The inherent wrongness of your mental screwdrivers

A couple of years ago, I bought an apartment in Vancouver and was told it needed some new shelves.  I was going over anyway, so I decided to fit them myself.  Because I come from a moderately universalist society, I took my screwdrivers.  A screwdriver is a screwdriver, right?

In Europe, the heads of screws and bolts either have horizontal grooves, a cross-shaped slot, or occasionally a hexagonal hole.  Readers on the Western side of the Atlantic will know where this is going – when I arrived in Vancouver, I could not find a single screw with ‘normal’ heads and I had to buy a new set of screwdrivers to fit their weird square-holed screw heads. Just as screwdrivers are culturally specific, so are management styles and theories about management. 

In this set of articles we will scratch the surface of the differences between cultures, how this leads to different styles of leadershiptools & techniques, different organisation structures and looked at what happens when management cultures and corporate cultures collide. We’ve also looked at how you may need to tailor the communication mechanisms across cultural boundaries.  

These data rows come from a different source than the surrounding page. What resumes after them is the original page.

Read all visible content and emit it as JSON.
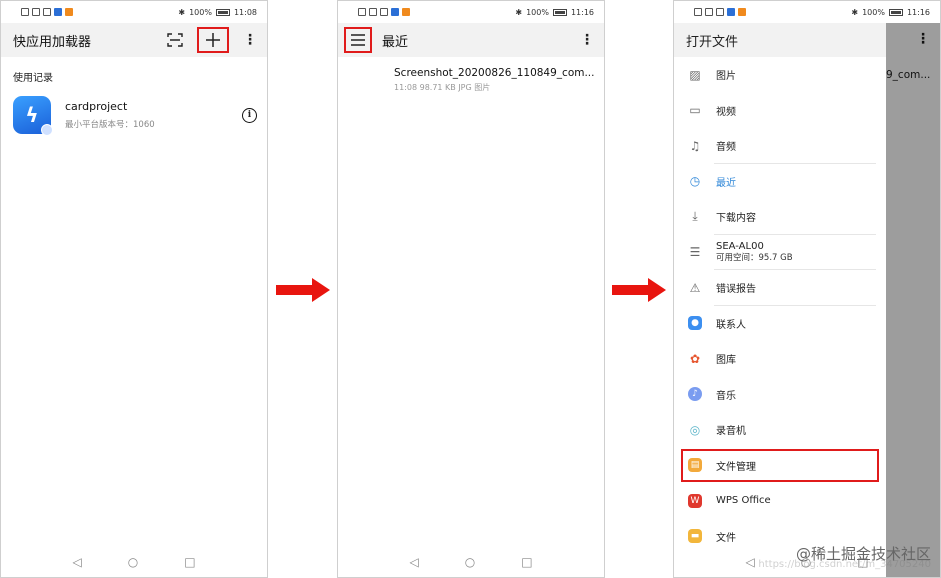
{
  "panel1": {
    "status_time": "11:08",
    "battery": "100%",
    "title": "快应用加载器",
    "section_label": "使用记录",
    "app": {
      "name": "cardproject",
      "subtitle": "最小平台版本号：1060"
    }
  },
  "panel2": {
    "status_time": "11:16",
    "battery": "100%",
    "title": "最近",
    "file": {
      "name": "Screenshot_20200826_110849_com...",
      "meta": "11:08 98.71 KB JPG 图片"
    }
  },
  "panel3": {
    "status_time": "11:16",
    "battery": "100%",
    "drawer_title": "打开文件",
    "behind_text": "9_com...",
    "items": [
      {
        "label": "图片",
        "icon": "image-icon"
      },
      {
        "label": "视频",
        "icon": "video-icon"
      },
      {
        "label": "音频",
        "icon": "audio-icon"
      },
      {
        "label": "最近",
        "icon": "clock-icon"
      },
      {
        "label": "下载内容",
        "icon": "download-icon"
      },
      {
        "label": "SEA-AL00",
        "sub": "可用空间：95.7 GB",
        "icon": "storage-icon"
      },
      {
        "label": "错误报告",
        "icon": "bug-report-icon"
      },
      {
        "label": "联系人",
        "icon": "contacts-icon"
      },
      {
        "label": "图库",
        "icon": "gallery-icon"
      },
      {
        "label": "音乐",
        "icon": "music-icon"
      },
      {
        "label": "录音机",
        "icon": "recorder-icon"
      },
      {
        "label": "文件管理",
        "icon": "file-manager-icon"
      },
      {
        "label": "WPS Office",
        "icon": "wps-icon"
      },
      {
        "label": "文件",
        "icon": "files-icon"
      }
    ]
  },
  "watermark": {
    "text": "@稀土掘金技术社区",
    "faint": "https://blog.csdn.net/m_34705240"
  },
  "colors": {
    "highlight": "#e01b1b",
    "accent": "#2f87d8",
    "arrow": "#e8150f"
  }
}
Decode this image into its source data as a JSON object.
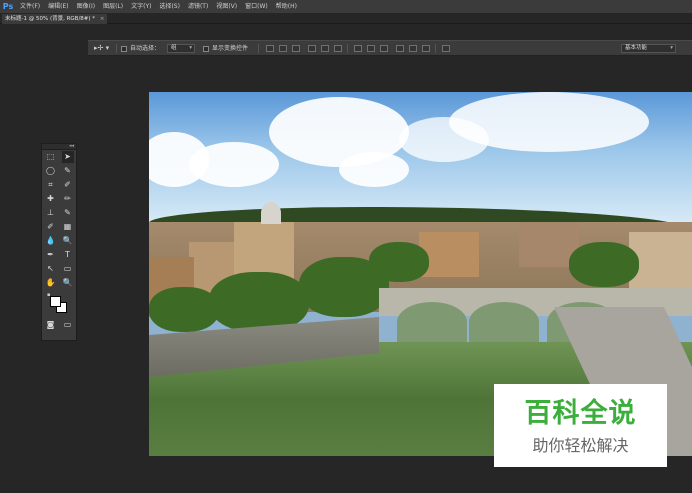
{
  "app": {
    "logo": "Ps"
  },
  "menu": [
    "文件(F)",
    "编辑(E)",
    "图像(I)",
    "图层(L)",
    "文字(Y)",
    "选择(S)",
    "滤镜(T)",
    "视图(V)",
    "窗口(W)",
    "帮助(H)"
  ],
  "document_tab": {
    "title": "未标题-1 @ 50% (背景, RGB/8#) *",
    "close": "×"
  },
  "options_bar": {
    "auto_select_label": "自动选择：",
    "auto_select_value": "组",
    "show_transform_label": "显示变换控件",
    "workspace_value": "基本功能"
  },
  "toolbox": {
    "collapse": "◂◂",
    "tools": [
      [
        "⬚",
        "➤"
      ],
      [
        "◯",
        "✎"
      ],
      [
        "⌗",
        "✐"
      ],
      [
        "✚",
        "✏"
      ],
      [
        "⊥",
        "✎"
      ],
      [
        "✐",
        "▦"
      ],
      [
        "💧",
        "🔍"
      ],
      [
        "✒",
        "T"
      ],
      [
        "↖",
        "▭"
      ],
      [
        "✋",
        "🔍"
      ]
    ]
  },
  "watermark": {
    "title": "百科全说",
    "subtitle": "助你轻松解决"
  },
  "colors": {
    "accent": "#4aa3ff",
    "watermark_green": "#3cae3c"
  }
}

It will become painfully clear that if you manage a team overseas, you must use management mechanisms that will be recognised and respected by the team, rather than the ones that you feel are inherently 'right'. Matrix management works in Milwaukee but not in Monaco. Sempai-Kohei relationships work in Tokyo but not in Trondheim.  Nepotism is frowned on in Indiana but works reasonably well in India. And people from universalist societies who work abroad are in for a nasty shock when they run multinational teams, because they will find their mental screwdrivers are the wrong shape.

Models of leadership and decision-making

We looked earlier at how our education systems have determined the way we think, and how these ways of thinking are replicated when students become teachers themselves. The teacher, in short, is the educational meme’s way of reproducing itself.

The memes we pick up in schools and from our parents similarly affect the way that we lead, and the leaders that we choose.

Read more: Models of leadership and decision-making

Management tools & techniques

As well as ideal organisation structures, we also carry memes about how we should be managed and how we should manage others. People from individualist societies see themselves as architects of their own success or failure, but people from more group-centred societies see success as stemming from their relationships with others: success, they say, comes from the team rather than the individual. The other factor that determines management mechanisms is the degree of difference in power we are prepared to accept between us and our bosses – whether we are happy for the boss to tell us what to do, or whether it is closer to a negotiation.

The management tools that work depends on the distance between the boss and the worker and the degree of responsibility felt by individuals – Anglo-Saxon management tools do not work well in group-centred cultures.

Read more: Management tools & techniques

Preferred organisation structures

Just as the behaviours that we inherit in the cradle and the schoolroom affect the way we lead, they determine the organisation structures that we prefer to work in. These preferred structures can be derived from the way that we accept differences in power and the way that we see ambiguity.

Read more: Preferred organisation structures

Coping with culture shock

We've discussed in the Social Structures category how society is a concept transmitted by memes, and in a memetic theory of organisations we will see that corporate culture is too.  But since our parents infect us with their cultural view from the time that we learn to recognise language, and the process continues throughout our education until the time we enter the world of work, it should come as no surprise that the societal culture overrides the corporate culture in almost every case.  If we ignore this, as people from strongly universalist societies are prone to, the consequences are serious.

Read more: Coping with culture shock